[Material provided]:
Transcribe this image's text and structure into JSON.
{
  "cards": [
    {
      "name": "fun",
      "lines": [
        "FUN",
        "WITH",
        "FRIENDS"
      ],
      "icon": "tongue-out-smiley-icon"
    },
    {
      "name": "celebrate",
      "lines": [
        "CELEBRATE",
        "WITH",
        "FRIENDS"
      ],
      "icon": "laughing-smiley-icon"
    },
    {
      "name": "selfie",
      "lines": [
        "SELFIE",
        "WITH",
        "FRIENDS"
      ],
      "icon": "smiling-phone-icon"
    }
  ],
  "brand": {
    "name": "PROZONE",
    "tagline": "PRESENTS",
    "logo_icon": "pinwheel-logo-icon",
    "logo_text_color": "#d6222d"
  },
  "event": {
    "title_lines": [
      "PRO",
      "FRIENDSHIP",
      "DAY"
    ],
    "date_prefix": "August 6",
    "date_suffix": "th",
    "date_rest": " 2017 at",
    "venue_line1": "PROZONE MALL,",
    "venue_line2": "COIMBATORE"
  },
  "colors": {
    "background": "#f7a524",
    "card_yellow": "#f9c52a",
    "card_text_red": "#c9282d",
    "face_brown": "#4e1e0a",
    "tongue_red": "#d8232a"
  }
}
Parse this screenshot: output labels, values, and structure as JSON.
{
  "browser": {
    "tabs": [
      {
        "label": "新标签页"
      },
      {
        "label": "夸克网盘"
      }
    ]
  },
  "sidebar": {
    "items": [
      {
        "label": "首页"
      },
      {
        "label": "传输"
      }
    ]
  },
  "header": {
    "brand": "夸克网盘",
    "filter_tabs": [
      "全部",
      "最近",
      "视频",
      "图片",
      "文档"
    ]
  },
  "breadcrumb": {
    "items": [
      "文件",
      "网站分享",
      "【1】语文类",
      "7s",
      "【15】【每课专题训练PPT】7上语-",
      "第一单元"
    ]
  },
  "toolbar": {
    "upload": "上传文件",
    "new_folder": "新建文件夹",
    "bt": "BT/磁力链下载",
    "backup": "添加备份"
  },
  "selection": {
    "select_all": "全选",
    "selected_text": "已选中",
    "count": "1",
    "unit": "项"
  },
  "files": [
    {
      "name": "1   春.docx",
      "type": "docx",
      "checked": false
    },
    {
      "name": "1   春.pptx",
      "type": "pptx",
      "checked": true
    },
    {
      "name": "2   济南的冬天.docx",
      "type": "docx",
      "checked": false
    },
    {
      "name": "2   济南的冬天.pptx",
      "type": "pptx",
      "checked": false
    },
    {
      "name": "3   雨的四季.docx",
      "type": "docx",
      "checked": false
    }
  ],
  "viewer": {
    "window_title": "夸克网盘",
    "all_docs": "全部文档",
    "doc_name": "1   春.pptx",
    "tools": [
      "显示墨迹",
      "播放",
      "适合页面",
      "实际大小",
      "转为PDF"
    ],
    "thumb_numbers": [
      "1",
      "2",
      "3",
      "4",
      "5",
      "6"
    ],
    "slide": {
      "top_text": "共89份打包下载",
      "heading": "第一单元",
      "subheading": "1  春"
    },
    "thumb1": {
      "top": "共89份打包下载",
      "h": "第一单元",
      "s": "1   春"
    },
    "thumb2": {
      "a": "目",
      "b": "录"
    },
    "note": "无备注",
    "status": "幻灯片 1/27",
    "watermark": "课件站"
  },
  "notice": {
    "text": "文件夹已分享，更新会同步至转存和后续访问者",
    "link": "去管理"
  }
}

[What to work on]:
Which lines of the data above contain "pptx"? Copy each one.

[Your solution]:
      "name": "1   春.pptx",
      "type": "pptx",
      "name": "2   济南的冬天.pptx",
      "type": "pptx",
    "doc_name": "1   春.pptx",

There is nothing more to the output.